“The sacred writer, in the first book of Samuel, 1 Samuel 31:11-13, and 1 Chronicles 10:11, 1 Chronicles 10:12, after relating the defeat and death of Saul, and the ignominious treatment of his remains, thus concludes: -
“‹And when the inhabitants of Jabesh-gilead heard of that which the Philistines had done to Saul, all the valiant men arose, and went all night, and took the body of Saul, and the bodies of his sons, from the wall of Beth-shan, and came to Jabesh, and burnt them there; and they took the bones, and buried them under a tree at Jabesh, and fasted seven days.‘
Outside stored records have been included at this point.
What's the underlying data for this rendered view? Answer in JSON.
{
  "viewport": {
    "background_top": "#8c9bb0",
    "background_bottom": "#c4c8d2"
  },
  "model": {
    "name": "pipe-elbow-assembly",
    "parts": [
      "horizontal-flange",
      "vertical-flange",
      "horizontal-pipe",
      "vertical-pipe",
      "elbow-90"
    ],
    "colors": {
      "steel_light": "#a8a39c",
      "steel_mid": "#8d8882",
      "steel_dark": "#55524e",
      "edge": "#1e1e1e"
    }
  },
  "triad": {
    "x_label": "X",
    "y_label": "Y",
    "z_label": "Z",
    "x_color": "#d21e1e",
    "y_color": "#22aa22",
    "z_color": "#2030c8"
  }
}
“Often has this account been read with admiration of the bravery and devotedness of the men of Jabesh-gilead, but without considering that these men had any greater cause than others for honoring the remains of their sovereign; but, on reflection, it will be perceived that the strong impulse of gratitude prompted them to this honorable exertion. They remembered their preservation from destruction, and, which to brave men is more galling, from bearing marks of having been defeated, and being deprived of the honorable hope of wiping off disgrace, or defending their country at future seasons.
“Reading these verses in conjunction with the attack of Nahash, we perceive the natural feelings of humanity, of honorable respect, prompting the men of Jabesh to act as they did in rescuing the bones of Saul and his family.
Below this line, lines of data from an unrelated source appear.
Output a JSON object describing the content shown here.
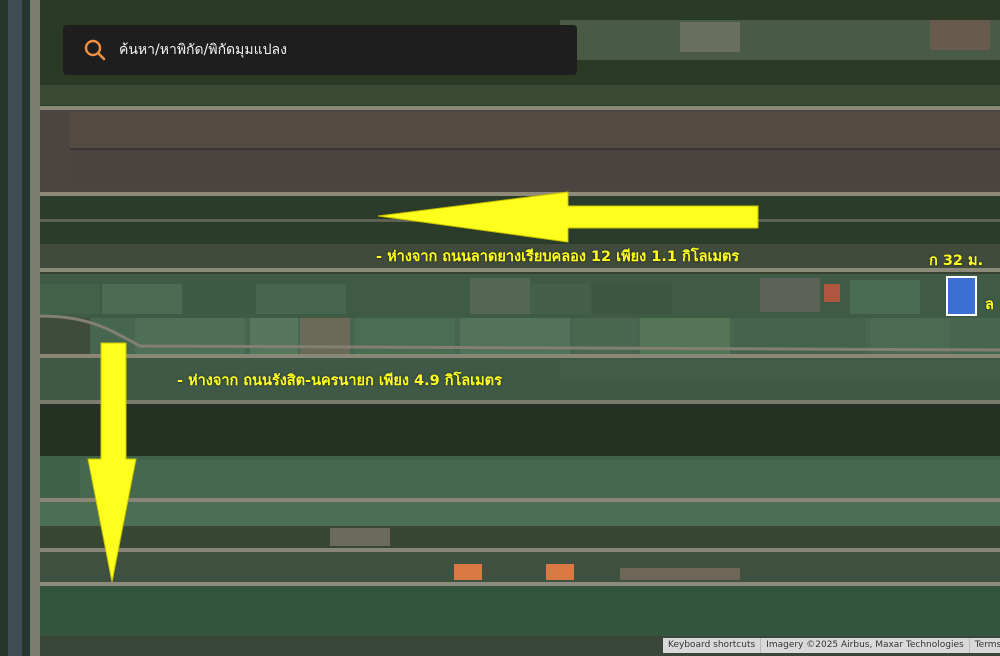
{
  "search": {
    "placeholder": "ค้นหา/หาพิกัด/พิกัดมุมแปลง",
    "icon": "search-icon",
    "icon_color": "#f5913c"
  },
  "annotations": {
    "distance_1": "-  ห่างจาก ถนนลาดยางเรียบคลอง 12 เพียง 1.1 กิโลเมตร",
    "distance_2": "-  ห่างจาก ถนนรังสิต-นครนายก  เพียง  4.9  กิโลเมตร",
    "frontage": "ก 32 ม.",
    "depth": "ล"
  },
  "colors": {
    "annotation": "#ffff1e",
    "parcel_fill": "#3b6fd4",
    "parcel_border": "#ffffff"
  },
  "attribution": {
    "keyboard": "Keyboard shortcuts",
    "imagery": "Imagery ©2025 Airbus, Maxar Technologies",
    "terms": "Terms"
  }
}
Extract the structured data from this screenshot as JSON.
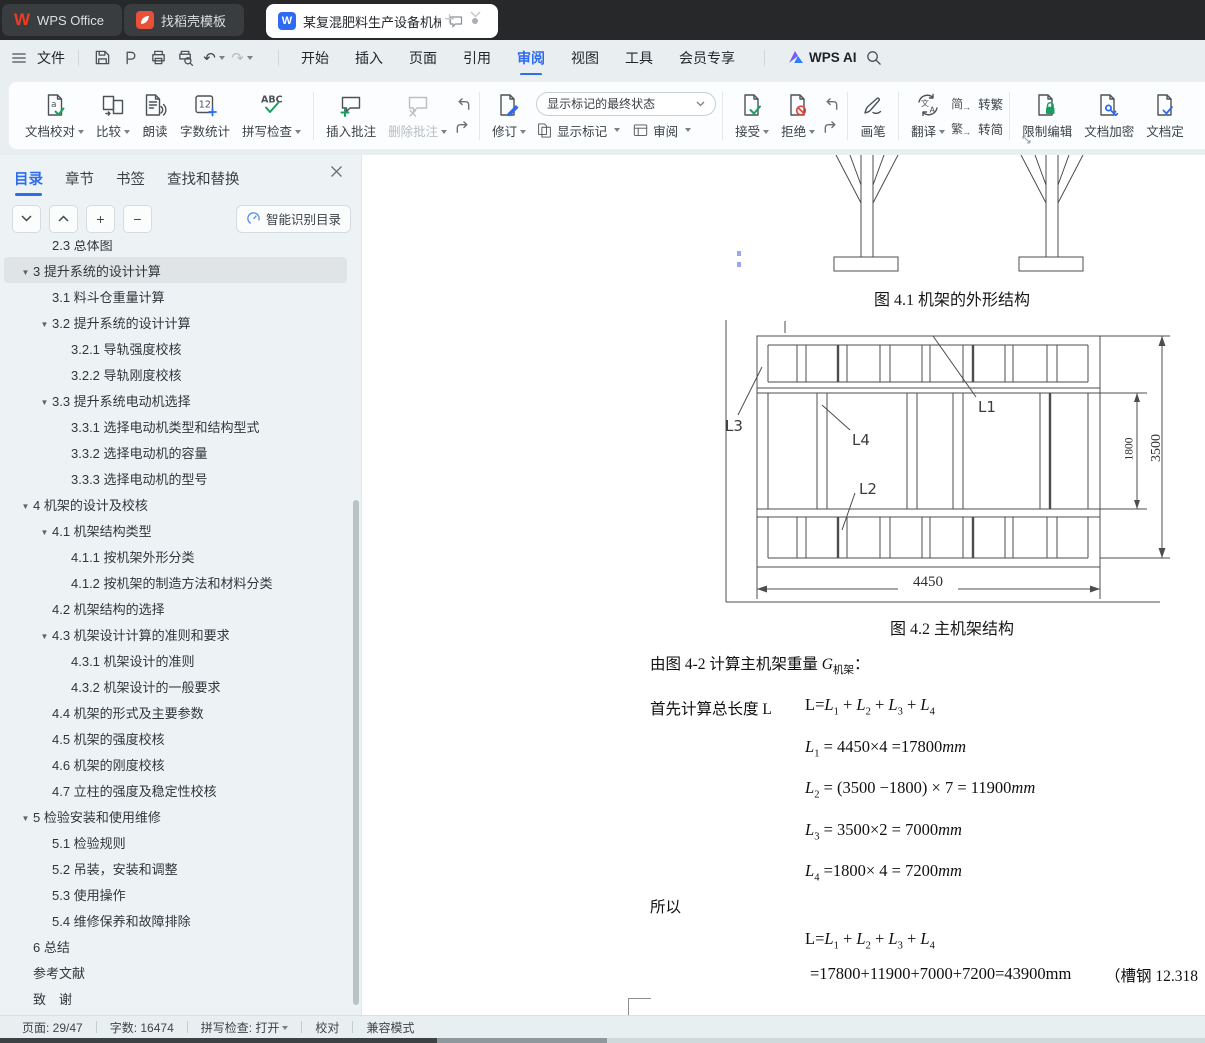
{
  "tabbar": {
    "home_tab": "WPS Office",
    "docer_tab": "找稻壳模板",
    "doc_tab": "某复混肥料生产设备机械结构设"
  },
  "menubar": {
    "file": "文件",
    "items": [
      "开始",
      "插入",
      "页面",
      "引用",
      "审阅",
      "视图",
      "工具",
      "会员专享"
    ],
    "active_item": "审阅",
    "wps_ai": "WPS AI"
  },
  "ribbon": {
    "doc_proof": "文档校对",
    "compare": "比较",
    "read_aloud": "朗读",
    "word_count": "字数统计",
    "spell_check": "拼写检查",
    "insert_comment": "插入批注",
    "delete_comment": "删除批注",
    "track_changes": "修订",
    "markup_state": "显示标记的最终状态",
    "show_markup": "显示标记",
    "review_pane": "审阅",
    "accept": "接受",
    "reject": "拒绝",
    "brush": "画笔",
    "translate": "翻译",
    "to_trad": "转繁",
    "to_simp": "转简",
    "to_trad_icon": "简",
    "to_simp_icon": "繁",
    "restrict_edit": "限制编辑",
    "encrypt": "文档加密",
    "finalize": "文档定"
  },
  "sidebar": {
    "tabs": [
      "目录",
      "章节",
      "书签",
      "查找和替换"
    ],
    "active_tab": "目录",
    "smart_button": "智能识别目录",
    "outline": [
      {
        "text": "2.3 总体图",
        "level": 2,
        "partial": true
      },
      {
        "text": "3 提升系统的设计计算",
        "level": 1,
        "arrow": true,
        "selected": true
      },
      {
        "text": "3.1 料斗仓重量计算",
        "level": 2
      },
      {
        "text": "3.2 提升系统的设计计算",
        "level": 2,
        "arrow": true
      },
      {
        "text": "3.2.1 导轨强度校核",
        "level": 3
      },
      {
        "text": "3.2.2 导轨刚度校核",
        "level": 3
      },
      {
        "text": "3.3 提升系统电动机选择",
        "level": 2,
        "arrow": true
      },
      {
        "text": "3.3.1  选择电动机类型和结构型式",
        "level": 3
      },
      {
        "text": "3.3.2 选择电动机的容量",
        "level": 3
      },
      {
        "text": "3.3.3 选择电动机的型号",
        "level": 3
      },
      {
        "text": "4 机架的设计及校核",
        "level": 1,
        "arrow": true
      },
      {
        "text": "4.1 机架结构类型",
        "level": 2,
        "arrow": true
      },
      {
        "text": "4.1.1 按机架外形分类",
        "level": 3
      },
      {
        "text": "4.1.2 按机架的制造方法和材料分类",
        "level": 3
      },
      {
        "text": "4.2 机架结构的选择",
        "level": 2
      },
      {
        "text": "4.3 机架设计计算的准则和要求",
        "level": 2,
        "arrow": true
      },
      {
        "text": "4.3.1 机架设计的准则",
        "level": 3
      },
      {
        "text": "4.3.2 机架设计的一般要求",
        "level": 3
      },
      {
        "text": "4.4 机架的形式及主要参数",
        "level": 2
      },
      {
        "text": "4.5 机架的强度校核",
        "level": 2
      },
      {
        "text": "4.6 机架的刚度校核",
        "level": 2
      },
      {
        "text": "4.7 立柱的强度及稳定性校核",
        "level": 2
      },
      {
        "text": "5 检验安装和使用维修",
        "level": 1,
        "arrow": true
      },
      {
        "text": "5.1 检验规则",
        "level": 2
      },
      {
        "text": "5.2 吊装，安装和调整",
        "level": 2
      },
      {
        "text": "5.3 使用操作",
        "level": 2
      },
      {
        "text": "5.4 维修保养和故障排除",
        "level": 2
      },
      {
        "text": "6 总结",
        "level": 1
      },
      {
        "text": "参考文献",
        "level": 1
      },
      {
        "text": "致　谢",
        "level": 1
      }
    ]
  },
  "document": {
    "fig41_caption": "图 4.1 机架的外形结构",
    "fig42_caption": "图 4.2 主机架结构",
    "fig42_labels": {
      "l1": "L1",
      "l2": "L2",
      "l3": "L3",
      "l4": "L4"
    },
    "fig42_dims": {
      "width": "4450",
      "inner_height": "1800",
      "outer_height": "3500"
    },
    "para_calc_weight": [
      {
        "r": "由图 4-2 计算主机架重量 "
      },
      {
        "v": "G",
        "s": "机架"
      },
      {
        "r": "："
      }
    ],
    "para_total_length": "首先计算总长度 L",
    "suoyi": "所以",
    "note": "（槽钢 12.318",
    "math": {
      "sum": [
        {
          "r": "L="
        },
        {
          "v": "L",
          "s": "1"
        },
        {
          "r": " + "
        },
        {
          "v": "L",
          "s": "2"
        },
        {
          "r": " + "
        },
        {
          "v": "L",
          "s": "3"
        },
        {
          "r": " + "
        },
        {
          "v": "L",
          "s": "4"
        }
      ],
      "f1": [
        {
          "v": "L",
          "s": "1"
        },
        {
          "r": " = 4450×4 =17800"
        },
        {
          "i": "mm"
        }
      ],
      "f2": [
        {
          "v": "L",
          "s": "2"
        },
        {
          "r": " = (3500 −1800) × 7 = 11900"
        },
        {
          "i": "mm"
        }
      ],
      "f3": [
        {
          "v": "L",
          "s": "3"
        },
        {
          "r": " = 3500×2 = 7000"
        },
        {
          "i": "mm"
        }
      ],
      "f4": [
        {
          "v": "L",
          "s": "4"
        },
        {
          "r": " =1800× 4 = 7200"
        },
        {
          "i": "mm"
        }
      ],
      "sum2": [
        {
          "r": "L="
        },
        {
          "v": "L",
          "s": "1"
        },
        {
          "r": " + "
        },
        {
          "v": "L",
          "s": "2"
        },
        {
          "r": " + "
        },
        {
          "v": "L",
          "s": "3"
        },
        {
          "r": " + "
        },
        {
          "v": "L",
          "s": "4"
        }
      ],
      "result": [
        {
          "r": "=17800+11900+7000+7200=43900mm"
        }
      ]
    }
  },
  "statusbar": {
    "page": "页面: 29/47",
    "words": "字数: 16474",
    "spell": "拼写检查: 打开",
    "proof": "校对",
    "mode": "兼容模式"
  }
}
“The father of Grecian poetry relates in how great a degree the warriors of ancient days honored the remains of their leaders; how severe were the contests for the body of the fallen chief, more determined oftentimes than the struggle for victory: this point of military honor was possibly excited or heightened by the religious idea so prevalent in his age, and after times, respecting the fate of the spirits of those who were unburied.
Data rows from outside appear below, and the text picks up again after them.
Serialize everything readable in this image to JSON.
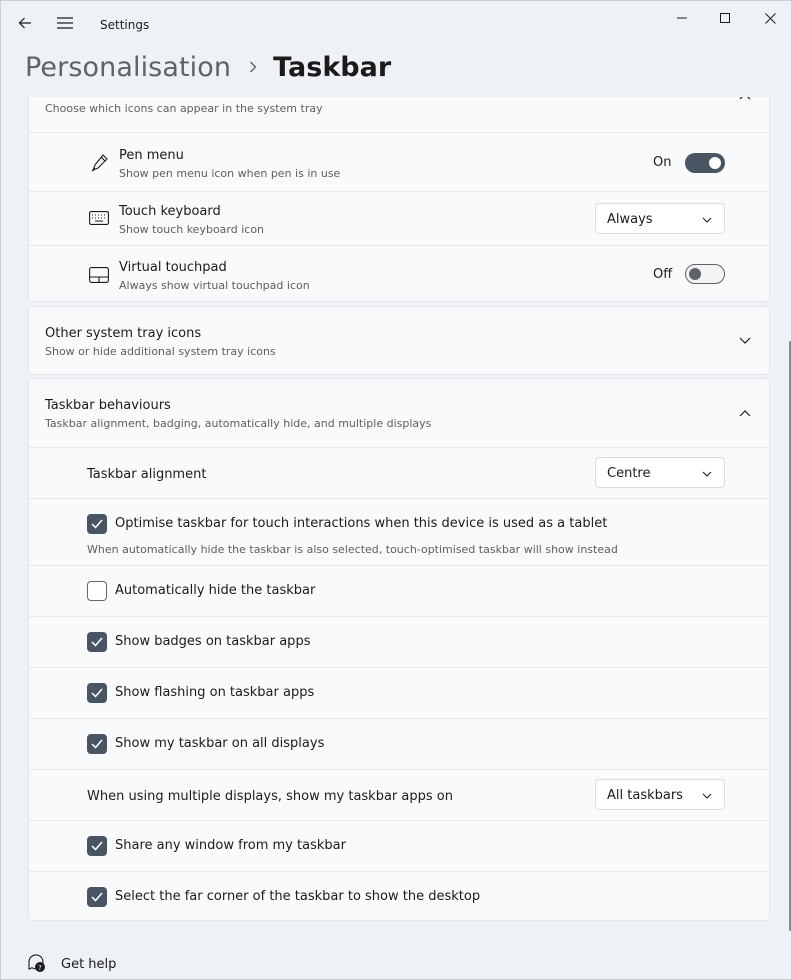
{
  "window": {
    "title": "Settings"
  },
  "header": {
    "parent": "Personalisation",
    "current": "Taskbar"
  },
  "tray_card": {
    "subtitle": "Choose which icons can appear in the system tray",
    "items": [
      {
        "title": "Pen menu",
        "subtitle": "Show pen menu icon when pen is in use",
        "state_label": "On"
      },
      {
        "title": "Touch keyboard",
        "subtitle": "Show touch keyboard icon",
        "dropdown": "Always"
      },
      {
        "title": "Virtual touchpad",
        "subtitle": "Always show virtual touchpad icon",
        "state_label": "Off"
      }
    ]
  },
  "other_tray": {
    "title": "Other system tray icons",
    "subtitle": "Show or hide additional system tray icons"
  },
  "behaviours": {
    "title": "Taskbar behaviours",
    "subtitle": "Taskbar alignment, badging, automatically hide, and multiple displays",
    "alignment_label": "Taskbar alignment",
    "alignment_value": "Centre",
    "optimise_label": "Optimise taskbar for touch interactions when this device is used as a tablet",
    "optimise_note": "When automatically hide the taskbar is also selected, touch-optimised taskbar will show instead",
    "autohide_label": "Automatically hide the taskbar",
    "badges_label": "Show badges on taskbar apps",
    "flashing_label": "Show flashing on taskbar apps",
    "alldisplays_label": "Show my taskbar on all displays",
    "multi_label": "When using multiple displays, show my taskbar apps on",
    "multi_value": "All taskbars",
    "share_label": "Share any window from my taskbar",
    "corner_label": "Select the far corner of the taskbar to show the desktop"
  },
  "footer": {
    "help_label": "Get help"
  },
  "colors": {
    "accent": "#4a5563",
    "background": "#eef2f7",
    "card": "#f9fafc"
  },
  "icons": [
    "back-arrow-icon",
    "hamburger-icon",
    "minimize-icon",
    "maximize-icon",
    "close-icon",
    "chevron-right-icon",
    "pen-icon",
    "keyboard-icon",
    "touchpad-icon",
    "chevron-down-icon",
    "chevron-up-icon",
    "checkmark-icon",
    "help-icon"
  ]
}
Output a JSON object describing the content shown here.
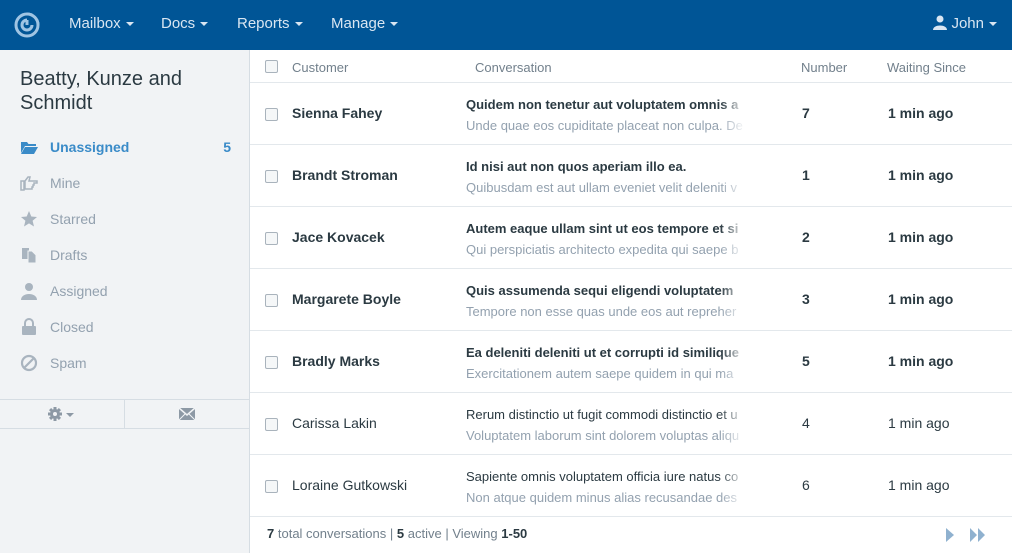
{
  "nav": {
    "items": [
      {
        "label": "Mailbox"
      },
      {
        "label": "Docs"
      },
      {
        "label": "Reports"
      },
      {
        "label": "Manage"
      }
    ],
    "user": "John"
  },
  "sidebar": {
    "mailbox_name": "Beatty, Kunze and Schmidt",
    "folders": [
      {
        "label": "Unassigned",
        "count": "5",
        "icon": "folder-open-icon"
      },
      {
        "label": "Mine",
        "count": "",
        "icon": "hand-pointing-icon"
      },
      {
        "label": "Starred",
        "count": "",
        "icon": "star-icon"
      },
      {
        "label": "Drafts",
        "count": "",
        "icon": "drafts-icon"
      },
      {
        "label": "Assigned",
        "count": "",
        "icon": "user-icon"
      },
      {
        "label": "Closed",
        "count": "",
        "icon": "lock-icon"
      },
      {
        "label": "Spam",
        "count": "",
        "icon": "ban-icon"
      }
    ]
  },
  "table": {
    "headers": {
      "customer": "Customer",
      "conversation": "Conversation",
      "number": "Number",
      "waiting": "Waiting Since"
    },
    "rows": [
      {
        "customer": "Sienna Fahey",
        "subject": "Quidem non tenetur aut voluptatem omnis a",
        "preview": "Unde quae eos cupiditate placeat non culpa. De",
        "number": "7",
        "waiting": "1 min ago",
        "unread": true
      },
      {
        "customer": "Brandt Stroman",
        "subject": "Id nisi aut non quos aperiam illo ea.",
        "preview": "Quibusdam est aut ullam eveniet velit deleniti v",
        "number": "1",
        "waiting": "1 min ago",
        "unread": true
      },
      {
        "customer": "Jace Kovacek",
        "subject": "Autem eaque ullam sint ut eos tempore et si",
        "preview": "Qui perspiciatis architecto expedita qui saepe b",
        "number": "2",
        "waiting": "1 min ago",
        "unread": true
      },
      {
        "customer": "Margarete Boyle",
        "subject": "Quis assumenda sequi eligendi voluptatem",
        "preview": "Tempore non esse quas unde eos aut repreher",
        "number": "3",
        "waiting": "1 min ago",
        "unread": true
      },
      {
        "customer": "Bradly Marks",
        "subject": "Ea deleniti deleniti ut et corrupti id similique",
        "preview": "Exercitationem autem saepe quidem in qui ma",
        "number": "5",
        "waiting": "1 min ago",
        "unread": true
      },
      {
        "customer": "Carissa Lakin",
        "subject": "Rerum distinctio ut fugit commodi distinctio et u",
        "preview": "Voluptatem laborum sint dolorem voluptas aliqu",
        "number": "4",
        "waiting": "1 min ago",
        "unread": false
      },
      {
        "customer": "Loraine Gutkowski",
        "subject": "Sapiente omnis voluptatem officia iure natus co",
        "preview": "Non atque quidem minus alias recusandae des",
        "number": "6",
        "waiting": "1 min ago",
        "unread": false
      }
    ]
  },
  "footer": {
    "total": "7",
    "total_label": "total conversations",
    "active": "5",
    "active_label": "active",
    "viewing_label": "Viewing",
    "range": "1-50"
  },
  "colors": {
    "nav_bg": "#005596",
    "accent": "#3a8bc8",
    "sidebar_bg": "#f1f3f5"
  }
}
“Homer wrote of events passing at no distant period from those recorded in the first volume of Samuel; and these accounts mutually corroborate each other, being in unison, not only with the feelings of humanity, but with the customs of ancient nations. These may be farther illustrated by comparing the conduct of the Philistines with regard to Saul and his sons, with that of the hero of the Iliad towards Hector, the most finished character of the poem. Saul had been a severe scourge to the Philistines throughout a long series of years; the illustrious chief of Troy had long warded off the ruin of his country, and destroyed the flower of her foes, independently of his last victory over Patroclus, which drew on his remains that dishonor which, however, fell only on his destroyer.
“Should the siege of Troy be considered a fable, it may then be concluded that Homer introduced into his poems the customs and manners known to those for whose perusal he wrote, if these customs were not prevalent among his readers; but anxiety for the body of the illustrious dead, or regret for his death, has often caused success when all exertions prior to this powerful stimulus have not availed; and this even in our days.
“The Philistines had long been confined to the southwest angle of the promised land, and in the earlier part of Saul‘s reign had suffered many and severe losses; yet it appears by this chapter that, alone or in conjunction with allies, they had been able to penetrate nearly to the banks of the Jordan, to fight the battle on Mount Gilboa. This could only have been effected by a march through great part of the kingdom of Israel.
“Doubtless the attention of Saul in its defense might have been greatly distracted by his pursuit and fear of David, which appeared to have absorbed his whole mind; and it may account for the defenceless or weakened state of his forces.
“These circumstances appear to corroborate the authenticity of these books, independently of the many private transactions therein recorded; particularly the interesting and singular friendship of Jonathan and David, a transaction not likely to occur to a forger of a narrative. J.W.”